Parents: Remember that emotions are contagious. Make your best efforts not to expose your child to your intense anger, fear, hurt, sadness and other negative emotions about the other parent – even about a High Conflict Parent (HCP). When you do (because no one’s perfect), make positive comments about the other parent to keep things balanced. Avoid believing that feelings are decisions. If your child is anxious, remind him or her that feelings are not harmful and reduce with time. is is part of resilience.
Family and Friends: Be careful not to absorb the contagious emotions of those involved in a potentially high-conflict divorce. Check yourself to see if you are getting “hooked” by negative emotions. Acknowledge that these are upsetting times and that emotions can reduce and heal. Be reassuring, while gently focusing back on problem-solving when your family member or friend is ready. Let the children know that you understand these are stressful times, but feelings aren’t decisions and reduce with time.
Professionals: Teach your clients that emotions are contagious – your client’s and your own. Watch out for getting emotionally “hooked” by your client’s pain, fear, and anger. Also, watch out for passing your frustration on to your clients, who may pass them on to the children. Educate other professionals and the courts about emotional contagion, so that they understand that everyone’s expressed emotions may be even more important than what they say.
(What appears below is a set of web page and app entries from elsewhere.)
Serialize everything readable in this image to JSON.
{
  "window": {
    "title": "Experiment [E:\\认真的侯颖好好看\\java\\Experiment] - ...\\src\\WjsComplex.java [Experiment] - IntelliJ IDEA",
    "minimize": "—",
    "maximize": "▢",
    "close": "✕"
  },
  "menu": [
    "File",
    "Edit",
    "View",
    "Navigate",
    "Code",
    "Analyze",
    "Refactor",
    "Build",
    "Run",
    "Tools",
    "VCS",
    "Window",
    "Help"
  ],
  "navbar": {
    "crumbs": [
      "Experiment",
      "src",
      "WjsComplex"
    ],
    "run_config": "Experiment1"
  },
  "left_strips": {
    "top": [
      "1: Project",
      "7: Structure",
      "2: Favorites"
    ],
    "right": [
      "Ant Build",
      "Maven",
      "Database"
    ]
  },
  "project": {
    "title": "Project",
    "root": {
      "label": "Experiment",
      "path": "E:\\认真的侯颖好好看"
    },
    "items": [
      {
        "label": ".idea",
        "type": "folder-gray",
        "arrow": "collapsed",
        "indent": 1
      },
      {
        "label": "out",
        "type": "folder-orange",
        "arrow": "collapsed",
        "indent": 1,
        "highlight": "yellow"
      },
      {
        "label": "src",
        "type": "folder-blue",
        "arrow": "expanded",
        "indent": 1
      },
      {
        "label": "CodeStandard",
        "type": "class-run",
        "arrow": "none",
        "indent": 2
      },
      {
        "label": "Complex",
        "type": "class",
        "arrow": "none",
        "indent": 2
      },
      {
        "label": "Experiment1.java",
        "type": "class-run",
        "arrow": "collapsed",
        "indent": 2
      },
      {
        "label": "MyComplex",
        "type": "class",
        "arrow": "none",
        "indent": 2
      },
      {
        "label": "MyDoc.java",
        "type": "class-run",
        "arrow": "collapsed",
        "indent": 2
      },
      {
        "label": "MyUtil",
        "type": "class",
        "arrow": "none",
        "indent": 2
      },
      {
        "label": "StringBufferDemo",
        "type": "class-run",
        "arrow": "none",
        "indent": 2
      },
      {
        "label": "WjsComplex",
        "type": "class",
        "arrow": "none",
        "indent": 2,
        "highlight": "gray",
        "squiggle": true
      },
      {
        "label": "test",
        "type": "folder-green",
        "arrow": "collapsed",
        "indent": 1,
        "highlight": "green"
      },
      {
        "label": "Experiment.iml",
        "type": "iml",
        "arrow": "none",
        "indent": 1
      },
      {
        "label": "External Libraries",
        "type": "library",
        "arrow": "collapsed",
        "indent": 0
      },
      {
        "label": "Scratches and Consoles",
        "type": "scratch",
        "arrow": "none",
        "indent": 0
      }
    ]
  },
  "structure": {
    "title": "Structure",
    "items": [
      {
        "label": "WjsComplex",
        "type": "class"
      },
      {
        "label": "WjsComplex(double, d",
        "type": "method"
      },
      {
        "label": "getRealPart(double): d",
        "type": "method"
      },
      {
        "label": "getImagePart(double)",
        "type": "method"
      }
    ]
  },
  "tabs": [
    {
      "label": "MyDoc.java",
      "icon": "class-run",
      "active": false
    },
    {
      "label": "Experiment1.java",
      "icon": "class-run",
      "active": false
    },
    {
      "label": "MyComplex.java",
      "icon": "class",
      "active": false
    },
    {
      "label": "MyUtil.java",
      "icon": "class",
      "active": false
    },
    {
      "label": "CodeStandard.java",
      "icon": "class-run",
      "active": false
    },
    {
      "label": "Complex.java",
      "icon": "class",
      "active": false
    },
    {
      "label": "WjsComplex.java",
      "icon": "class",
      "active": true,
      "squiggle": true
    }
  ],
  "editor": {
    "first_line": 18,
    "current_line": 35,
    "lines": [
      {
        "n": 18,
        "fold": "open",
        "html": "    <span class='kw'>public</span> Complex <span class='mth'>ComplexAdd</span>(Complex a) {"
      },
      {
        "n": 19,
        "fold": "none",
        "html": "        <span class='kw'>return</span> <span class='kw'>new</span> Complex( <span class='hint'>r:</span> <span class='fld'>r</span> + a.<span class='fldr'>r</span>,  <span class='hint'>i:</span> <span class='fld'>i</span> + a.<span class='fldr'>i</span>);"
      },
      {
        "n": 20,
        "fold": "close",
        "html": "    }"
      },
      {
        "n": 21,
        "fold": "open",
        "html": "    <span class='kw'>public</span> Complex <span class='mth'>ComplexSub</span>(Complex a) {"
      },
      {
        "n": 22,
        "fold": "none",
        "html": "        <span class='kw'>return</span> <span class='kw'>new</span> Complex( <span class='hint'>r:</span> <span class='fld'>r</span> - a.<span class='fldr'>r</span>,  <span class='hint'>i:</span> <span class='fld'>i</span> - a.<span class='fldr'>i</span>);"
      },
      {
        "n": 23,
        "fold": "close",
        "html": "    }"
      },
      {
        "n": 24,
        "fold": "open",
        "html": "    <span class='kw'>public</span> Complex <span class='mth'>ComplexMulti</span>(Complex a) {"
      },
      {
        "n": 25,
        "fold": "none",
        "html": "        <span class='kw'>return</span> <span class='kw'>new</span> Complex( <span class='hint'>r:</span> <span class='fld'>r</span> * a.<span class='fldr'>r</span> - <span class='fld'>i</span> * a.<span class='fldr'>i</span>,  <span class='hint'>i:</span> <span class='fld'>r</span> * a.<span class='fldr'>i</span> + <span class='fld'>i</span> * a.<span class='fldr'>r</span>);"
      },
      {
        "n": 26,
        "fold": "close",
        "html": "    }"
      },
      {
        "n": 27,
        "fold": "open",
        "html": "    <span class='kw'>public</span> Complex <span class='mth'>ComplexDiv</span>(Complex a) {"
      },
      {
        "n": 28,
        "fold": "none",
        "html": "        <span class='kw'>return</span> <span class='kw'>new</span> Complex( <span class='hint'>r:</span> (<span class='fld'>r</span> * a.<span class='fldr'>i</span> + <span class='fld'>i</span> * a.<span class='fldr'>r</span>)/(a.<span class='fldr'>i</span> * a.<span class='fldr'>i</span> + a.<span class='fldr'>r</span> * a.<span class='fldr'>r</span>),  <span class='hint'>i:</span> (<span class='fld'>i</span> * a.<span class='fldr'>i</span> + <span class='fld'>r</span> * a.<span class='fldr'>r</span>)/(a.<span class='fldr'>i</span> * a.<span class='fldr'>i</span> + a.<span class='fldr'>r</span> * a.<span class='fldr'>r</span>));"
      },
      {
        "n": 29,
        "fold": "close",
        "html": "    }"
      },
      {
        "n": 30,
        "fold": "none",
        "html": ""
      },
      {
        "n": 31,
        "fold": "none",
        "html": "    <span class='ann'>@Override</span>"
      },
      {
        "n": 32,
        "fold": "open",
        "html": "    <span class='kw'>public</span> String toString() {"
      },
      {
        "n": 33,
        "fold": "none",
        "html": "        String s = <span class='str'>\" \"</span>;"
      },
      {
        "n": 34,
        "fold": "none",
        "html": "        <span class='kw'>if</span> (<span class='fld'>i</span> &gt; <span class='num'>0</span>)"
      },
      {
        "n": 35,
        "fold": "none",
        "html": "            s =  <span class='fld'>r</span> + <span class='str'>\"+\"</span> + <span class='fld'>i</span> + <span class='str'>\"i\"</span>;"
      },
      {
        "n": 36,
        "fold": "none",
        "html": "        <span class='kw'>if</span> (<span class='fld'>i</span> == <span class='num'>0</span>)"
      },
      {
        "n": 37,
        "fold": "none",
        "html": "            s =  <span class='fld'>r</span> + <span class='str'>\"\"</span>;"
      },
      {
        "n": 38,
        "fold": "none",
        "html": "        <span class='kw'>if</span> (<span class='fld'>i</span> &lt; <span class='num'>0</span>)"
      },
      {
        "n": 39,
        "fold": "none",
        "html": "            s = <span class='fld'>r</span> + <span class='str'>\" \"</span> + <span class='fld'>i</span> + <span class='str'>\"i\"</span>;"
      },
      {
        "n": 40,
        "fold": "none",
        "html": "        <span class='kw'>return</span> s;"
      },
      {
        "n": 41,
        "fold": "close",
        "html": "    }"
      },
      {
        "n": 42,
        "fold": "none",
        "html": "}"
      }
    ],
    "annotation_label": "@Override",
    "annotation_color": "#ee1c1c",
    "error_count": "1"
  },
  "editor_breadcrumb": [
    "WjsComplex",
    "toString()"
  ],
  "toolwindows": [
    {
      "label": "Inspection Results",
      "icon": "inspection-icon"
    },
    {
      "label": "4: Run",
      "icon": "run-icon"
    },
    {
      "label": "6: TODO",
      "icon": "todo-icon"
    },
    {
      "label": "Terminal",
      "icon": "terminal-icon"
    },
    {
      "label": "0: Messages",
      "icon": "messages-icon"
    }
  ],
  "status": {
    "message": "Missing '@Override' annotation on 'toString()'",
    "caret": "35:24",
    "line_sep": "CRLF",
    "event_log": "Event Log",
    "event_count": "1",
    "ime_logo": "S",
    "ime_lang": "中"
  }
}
Excerpt from Don’t Alienate the Kids! Raising Resilient Children While Avoiding High-Conflict Divorce. By Bill Eddy, LCSW, Esq. Published by HCI Press www.hcipress.com